Turning to the region, the rise of IS-K may unite Afghanistan’s neighbours in their belief that this new terrorist threat needs to be eliminated, or at least its growth needs to be halted. Put differently, whilst no country—except for Pakistan—particularly welcomed the return of the Taliban to power in Kabul, it is in nobody’s interest to see IS-K grow further and possibly topple the Taliban in the future. What is particularly worrisome is that IS-K, as opposed to the Taliban, has a global outlook and aim: to impose its Salafist version of Islam. Moreover, as noted above, IS-K includes members of different ethnic groups, such as Uzbeks, Uighurs, and Baluch, who are opposed to some of their ‘home’ countries’ domestic policies. And given that IS-K is a non-state actor, it will have few compunctions in executing terrorist acts outside and inside of Afghanistan, using foreign recruits in the process. The devastating attack on a Shia mosque killing about 100 people in Kunduz on October 8 by a Uighur militant is a case in point. Accordingly, the IS-K’s modus vivendi should ring alarm bells in the region and beyond, including in Washington.

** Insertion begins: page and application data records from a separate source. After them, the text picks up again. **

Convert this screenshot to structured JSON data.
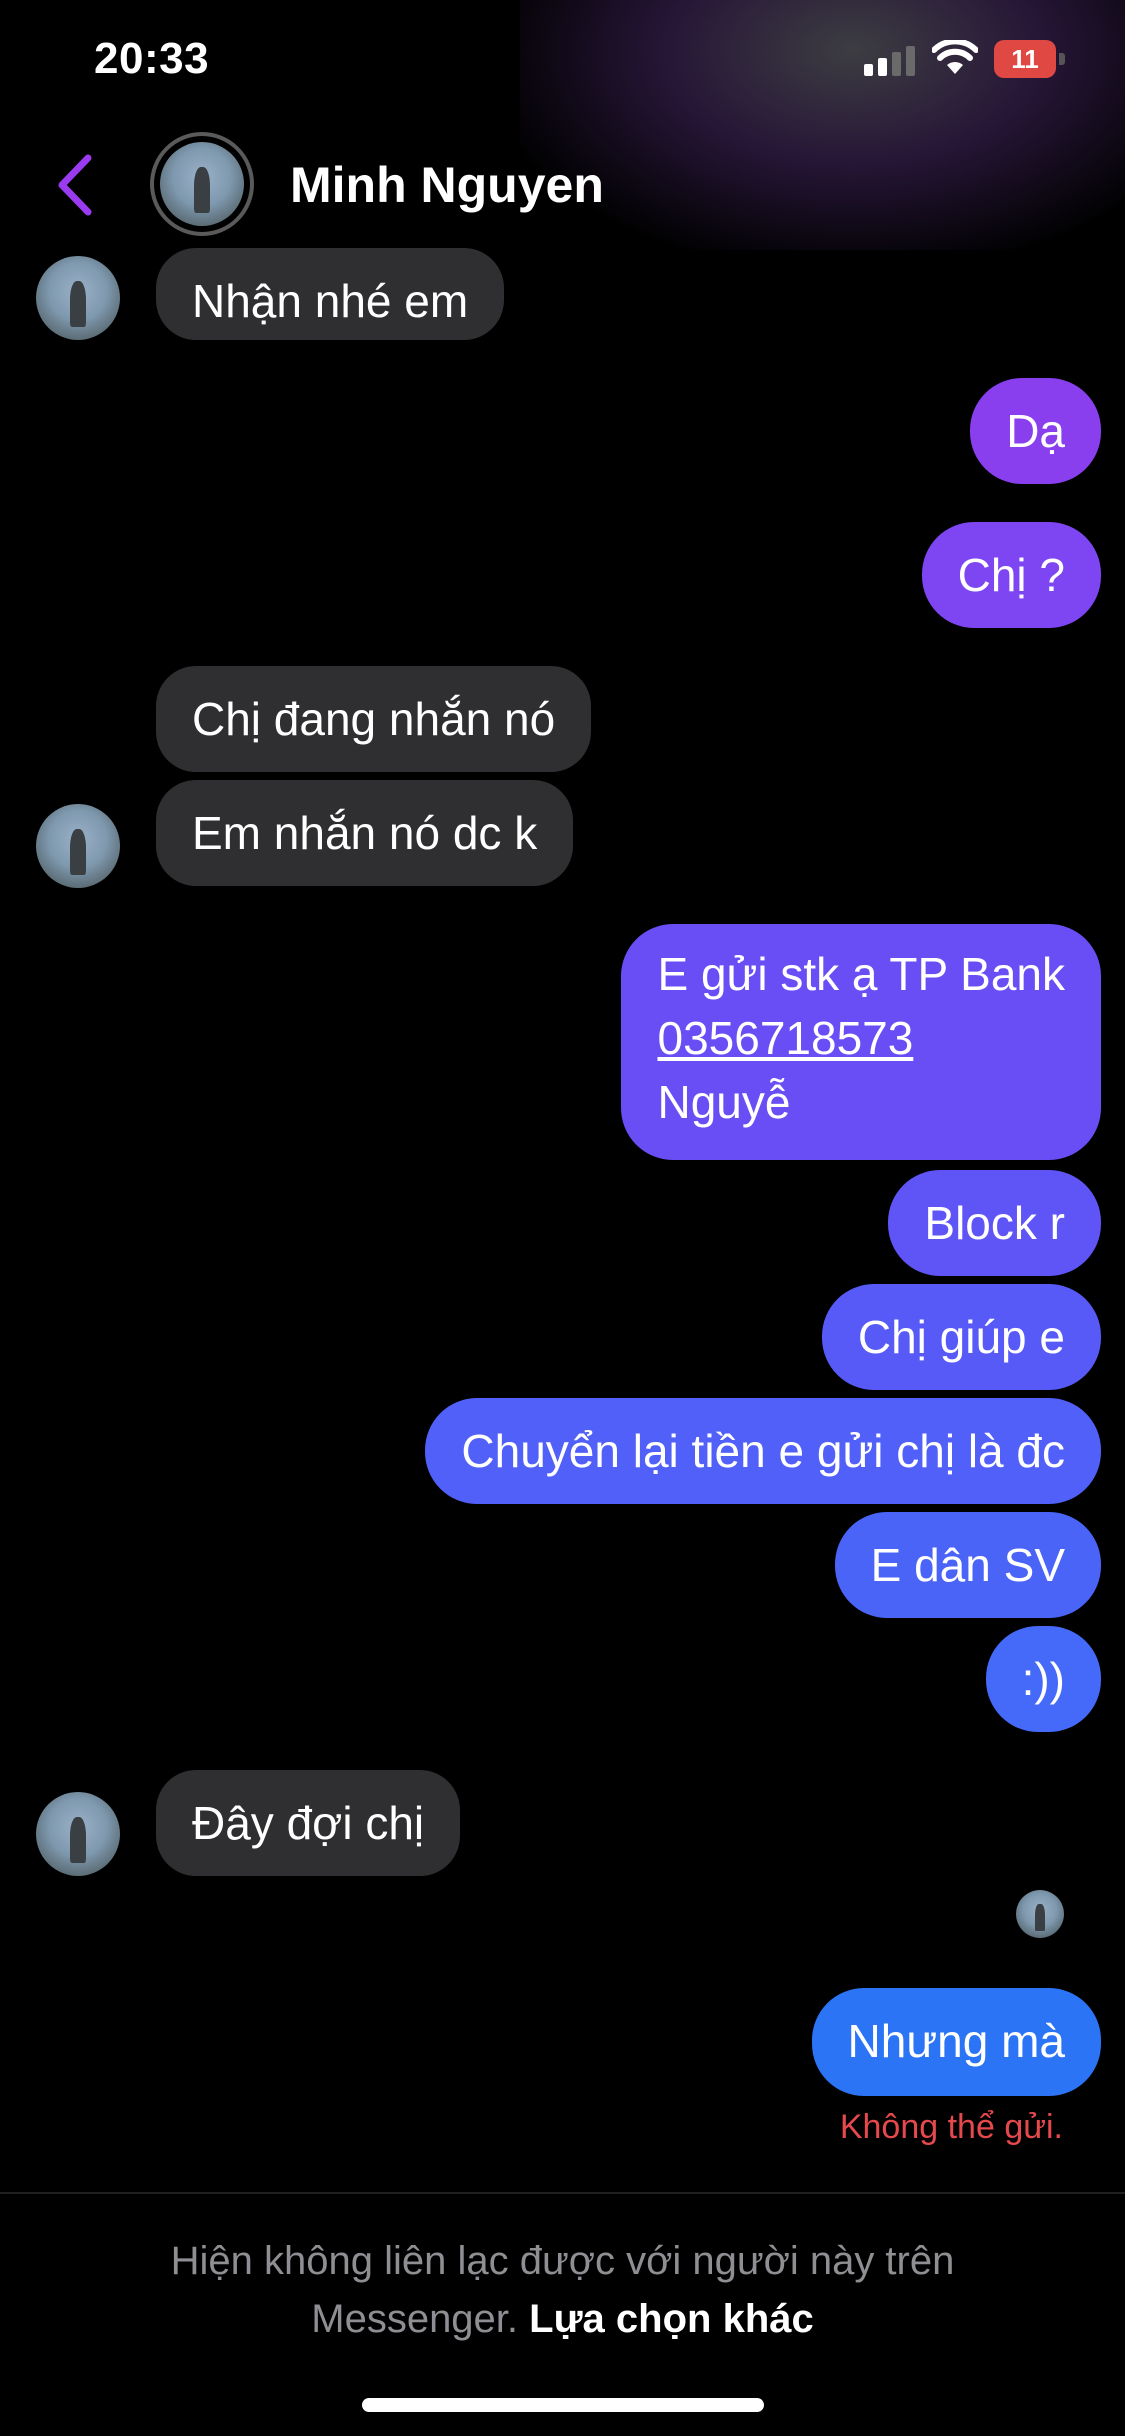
{
  "status_bar": {
    "time": "20:33",
    "battery": "11",
    "battery_color": "#e04844"
  },
  "header": {
    "contact_name": "Minh Nguyen",
    "back_icon": "chevron-left-icon",
    "accent": "#9b3bef"
  },
  "messages": [
    {
      "from": "them",
      "text": "Nhận nhé em"
    },
    {
      "from": "me",
      "text": "Dạ",
      "color": "#8a3fef"
    },
    {
      "from": "me",
      "text": "Chị ?",
      "color": "#7e46f2"
    },
    {
      "from": "them",
      "text": "Chị đang nhắn nó"
    },
    {
      "from": "them",
      "text": "Em nhắn nó dc k"
    },
    {
      "from": "me",
      "line1": "E gửi stk ạ TP Bank",
      "account": "0356718573",
      "line3": "Nguyễ",
      "color": "#6a4ef5"
    },
    {
      "from": "me",
      "text": "Block r",
      "color": "#5f55f6"
    },
    {
      "from": "me",
      "text": "Chị giúp e",
      "color": "#575af7"
    },
    {
      "from": "me",
      "text": "Chuyển lại tiền e gửi chị là đc",
      "color": "#5160f8"
    },
    {
      "from": "me",
      "text": "E dân SV",
      "color": "#4b64f8"
    },
    {
      "from": "me",
      "text": ":))",
      "color": "#456af9"
    },
    {
      "from": "them",
      "text": "Đây đợi chị"
    },
    {
      "from": "me",
      "text": "Nhưng mà",
      "color": "#2b74f6"
    }
  ],
  "send_error": "Không thể gửi.",
  "footer": {
    "notice": "Hiện không liên lạc được với người này trên",
    "notice_2": "Messenger.",
    "link": "Lựa chọn khác"
  }
}
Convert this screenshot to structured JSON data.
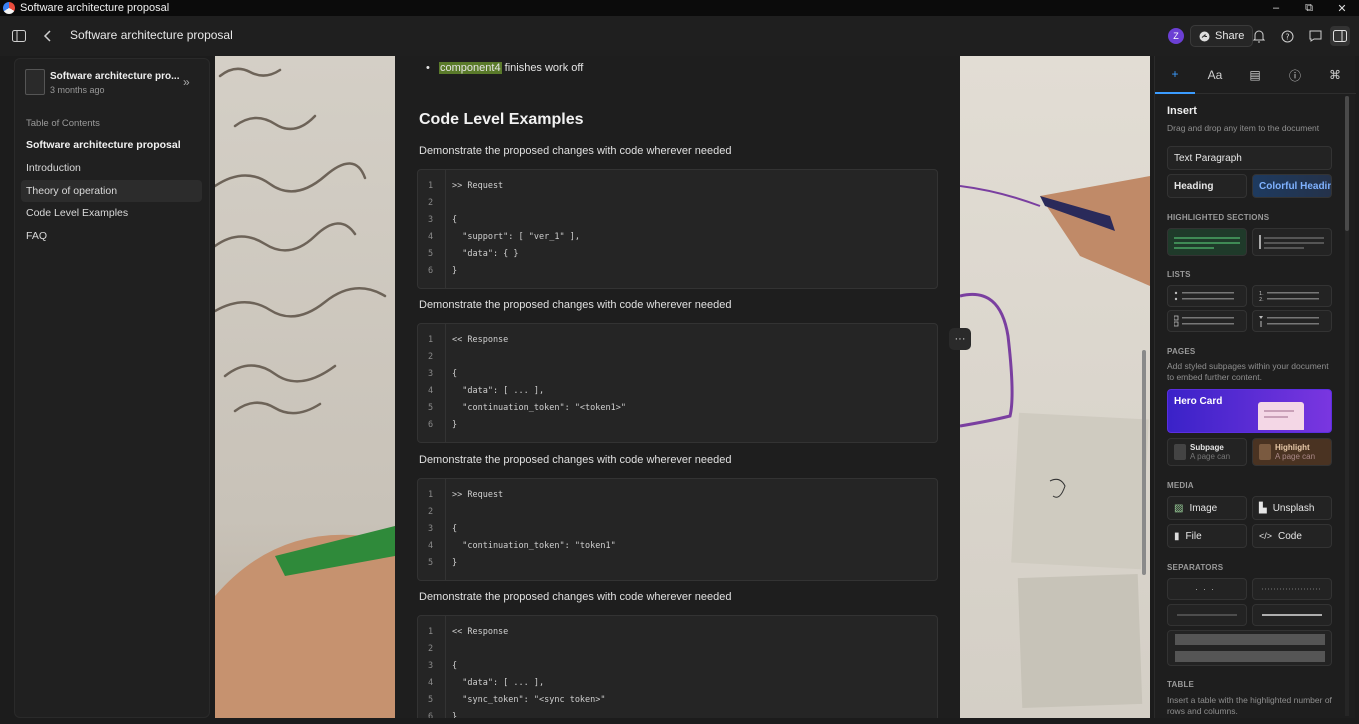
{
  "window": {
    "title": "Software architecture proposal",
    "controls": {
      "minimize": "–",
      "maximize": "⧉",
      "close": "✕"
    }
  },
  "topbar": {
    "doc_title": "Software architecture proposal",
    "avatar_initial": "Z",
    "share_label": "Share"
  },
  "sidebar": {
    "doc_title": "Software architecture pro...",
    "doc_meta": "3 months ago",
    "toc_header": "Table of Contents",
    "items": [
      {
        "label": "Software architecture proposal"
      },
      {
        "label": "Introduction"
      },
      {
        "label": "Theory of operation"
      },
      {
        "label": "Code Level Examples"
      },
      {
        "label": "FAQ"
      }
    ]
  },
  "doc": {
    "bullet": {
      "highlight": "component4",
      "rest": " finishes work off"
    },
    "heading": "Code Level Examples",
    "para": "Demonstrate the proposed changes with code wherever needed",
    "blocks": [
      {
        "lines": [
          ">> Request",
          "",
          "{",
          "  \"support\": [ \"ver_1\" ],",
          "  \"data\": { }",
          "}"
        ]
      },
      {
        "lines": [
          "<< Response",
          "",
          "{",
          "  \"data\": [ ... ],",
          "  \"continuation_token\": \"<token1>\"",
          "}"
        ]
      },
      {
        "lines": [
          ">> Request",
          "",
          "{",
          "  \"continuation_token\": \"token1\"",
          "}"
        ]
      },
      {
        "lines": [
          "<< Response",
          "",
          "{",
          "  \"data\": [ ... ],",
          "  \"sync_token\": \"<sync token>\"",
          "}"
        ]
      }
    ],
    "more": "···"
  },
  "panel": {
    "tabs": [
      "+",
      "Aa",
      "▤",
      "ⓘ",
      "⌘"
    ],
    "insert_title": "Insert",
    "insert_sub": "Drag and drop any item to the document",
    "text_paragraph": "Text Paragraph",
    "heading": "Heading",
    "colorful_heading": "Colorful Heading",
    "highlighted_sections": "HIGHLIGHTED SECTIONS",
    "lists": "LISTS",
    "pages": "PAGES",
    "pages_sub": "Add styled subpages within your document to embed further content.",
    "hero_card": "Hero Card",
    "subpage": "Subpage",
    "subpage_sub": "A page can",
    "highlight": "Highlight",
    "highlight_sub": "A page can",
    "media": "MEDIA",
    "image": "Image",
    "unsplash": "Unsplash",
    "file": "File",
    "code": "Code",
    "separators": "SEPARATORS",
    "table": "TABLE",
    "table_sub": "Insert a table with the highlighted number of rows and columns."
  },
  "colors": {
    "accent": "#3b9cff",
    "highlight": "#5a7a2a",
    "avatar": "#6b3fd4",
    "hero": "#5b2ee0"
  }
}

Accordingly, the international community, led by the US, will need to intervene militarily as soon as possible before IS-K is able to establish a firm geographic foothold as it did in Syria and Iraq. We all recall the huge cost in human terms and treasure it took to dislodge the Islamic State from those areas. The Americans and their coalition partners will need to set aside their dislike of the Taliban and work with the latter in their common goal of defeating IS-K. We must not forget that the American military personnel relied on the Taliban for their protection during their evacuation from Kabul following the devastating IS-K attack on the airport, killing 13 American military personnel, on 26 August 2021. So, there is a precedence for such US-Taliban collaboration.

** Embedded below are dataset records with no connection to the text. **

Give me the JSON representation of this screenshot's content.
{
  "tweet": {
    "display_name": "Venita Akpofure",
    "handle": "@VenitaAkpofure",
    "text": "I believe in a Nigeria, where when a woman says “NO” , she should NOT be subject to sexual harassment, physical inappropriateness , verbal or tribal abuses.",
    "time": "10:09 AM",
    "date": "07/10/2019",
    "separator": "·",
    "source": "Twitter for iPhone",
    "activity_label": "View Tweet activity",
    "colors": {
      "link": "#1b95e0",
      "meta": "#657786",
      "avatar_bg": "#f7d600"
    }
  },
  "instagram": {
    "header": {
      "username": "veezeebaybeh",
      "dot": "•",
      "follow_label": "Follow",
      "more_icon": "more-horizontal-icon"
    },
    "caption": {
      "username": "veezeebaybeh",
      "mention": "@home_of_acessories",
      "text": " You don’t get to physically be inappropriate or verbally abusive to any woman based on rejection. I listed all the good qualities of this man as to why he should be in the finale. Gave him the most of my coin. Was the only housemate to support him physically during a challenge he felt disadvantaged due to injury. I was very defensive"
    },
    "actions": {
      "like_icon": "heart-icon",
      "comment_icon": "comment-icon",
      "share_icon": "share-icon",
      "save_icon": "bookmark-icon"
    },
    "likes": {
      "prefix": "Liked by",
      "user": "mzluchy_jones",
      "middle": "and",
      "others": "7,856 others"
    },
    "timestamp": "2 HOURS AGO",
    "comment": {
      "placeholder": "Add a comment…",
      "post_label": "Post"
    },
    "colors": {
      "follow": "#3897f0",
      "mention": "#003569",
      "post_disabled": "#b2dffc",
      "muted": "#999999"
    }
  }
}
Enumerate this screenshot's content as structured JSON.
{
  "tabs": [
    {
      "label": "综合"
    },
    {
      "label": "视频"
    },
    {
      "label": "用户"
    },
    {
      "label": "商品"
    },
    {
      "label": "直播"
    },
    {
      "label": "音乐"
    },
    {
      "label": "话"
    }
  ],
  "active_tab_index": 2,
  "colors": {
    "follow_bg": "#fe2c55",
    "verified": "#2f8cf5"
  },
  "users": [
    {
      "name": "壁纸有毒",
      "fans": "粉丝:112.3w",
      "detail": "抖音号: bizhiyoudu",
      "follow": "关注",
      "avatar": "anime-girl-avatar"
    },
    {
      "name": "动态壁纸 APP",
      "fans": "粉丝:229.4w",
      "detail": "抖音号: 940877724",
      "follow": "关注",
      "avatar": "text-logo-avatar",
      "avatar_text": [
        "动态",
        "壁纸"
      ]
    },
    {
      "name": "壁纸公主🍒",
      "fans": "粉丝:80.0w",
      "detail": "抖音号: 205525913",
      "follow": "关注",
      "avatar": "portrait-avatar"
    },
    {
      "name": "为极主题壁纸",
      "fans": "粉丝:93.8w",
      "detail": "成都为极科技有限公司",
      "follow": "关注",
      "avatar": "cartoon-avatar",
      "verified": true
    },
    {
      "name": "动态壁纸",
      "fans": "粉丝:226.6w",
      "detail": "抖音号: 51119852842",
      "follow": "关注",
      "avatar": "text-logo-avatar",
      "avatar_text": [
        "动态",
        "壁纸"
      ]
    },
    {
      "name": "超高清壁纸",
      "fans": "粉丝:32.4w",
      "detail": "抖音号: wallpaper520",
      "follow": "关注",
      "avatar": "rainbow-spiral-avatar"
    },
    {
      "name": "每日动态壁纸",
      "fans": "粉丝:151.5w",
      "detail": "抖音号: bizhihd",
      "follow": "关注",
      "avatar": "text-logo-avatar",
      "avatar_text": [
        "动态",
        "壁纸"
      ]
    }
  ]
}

Having said that, planning an effective and successful military intervention will not be easy given the geopolitical and logistical circumstances. Let us not forget that Washington has withdrawn all its military assets from Afghanistan and has virtually no human intelligence on the ground. Instead, the Americans may repose faith in drone strikes. However, they would only have a limited military effect. Needless to say, there is absolutely no political appetite in the US—the mid-term elections are in less than a year—or in any other coalition partner country to put boots on the ground. This places Washington and other Western capitals in a real quandary. And the leadership of IS-K knows it. This is why IS-K is not about to leave the scene anytime soon. 

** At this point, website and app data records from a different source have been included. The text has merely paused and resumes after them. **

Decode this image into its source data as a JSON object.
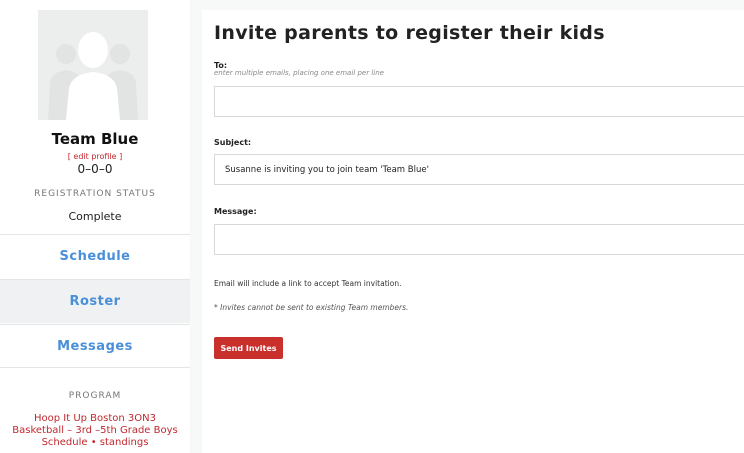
{
  "sidebar": {
    "team_name": "Team Blue",
    "edit_profile": "[ edit profile ]",
    "record": "0–0–0",
    "registration_status_label": "REGISTRATION STATUS",
    "registration_status_value": "Complete",
    "nav": {
      "schedule": "Schedule",
      "roster": "Roster",
      "messages": "Messages"
    },
    "program_label": "PROGRAM",
    "program_line1": "Hoop It Up Boston 3ON3",
    "program_line2": "Basketball – 3rd –5th Grade Boys",
    "program_schedule": "Schedule",
    "program_separator": "•",
    "program_standings": "standings"
  },
  "main": {
    "title": "Invite parents to register their kids",
    "to_label": "To:",
    "to_hint": "enter multiple emails, placing one email per line",
    "to_value": "",
    "subject_label": "Subject:",
    "subject_value": "Susanne is inviting you to join team 'Team Blue'",
    "message_label": "Message:",
    "message_value": "",
    "note1": "Email will include a link to accept Team invitation.",
    "note2": "* Invites cannot be sent to existing Team members.",
    "send_button": "Send Invites"
  },
  "colors": {
    "accent_red": "#c9302c",
    "nav_blue": "#4a90d9"
  }
}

Significantly, the rise of IS-K, even before the Americans had left Afghanistan, put paid to President Biden’s July 2021 assertion that the US had met its objectives, and that terrorism was not emanating from Afghanistan. Be that as it may, it is in no one’s interest—starting with the people of Afghanistan, to see IS-K grow further. Accordingly, the international community has a duty to assist the Taliban combat this potentially more dangerous enemy. As UNSGSR Lyons said at a press conference recently, “to abandon the Afghan people now would be a historic mistake”. And let’s not forget President Biden’s promise to the Afghan people when he announced the complete US troop withdrawal from Afghanistan: “we’re going to stick with you”. President Biden may well go on to regret his decision to leave Afghanistan.

Dr.Claude Rakisits is an Honorary Associate Professor in the Department of International Relations at the Australian National University in Canberra, Australia.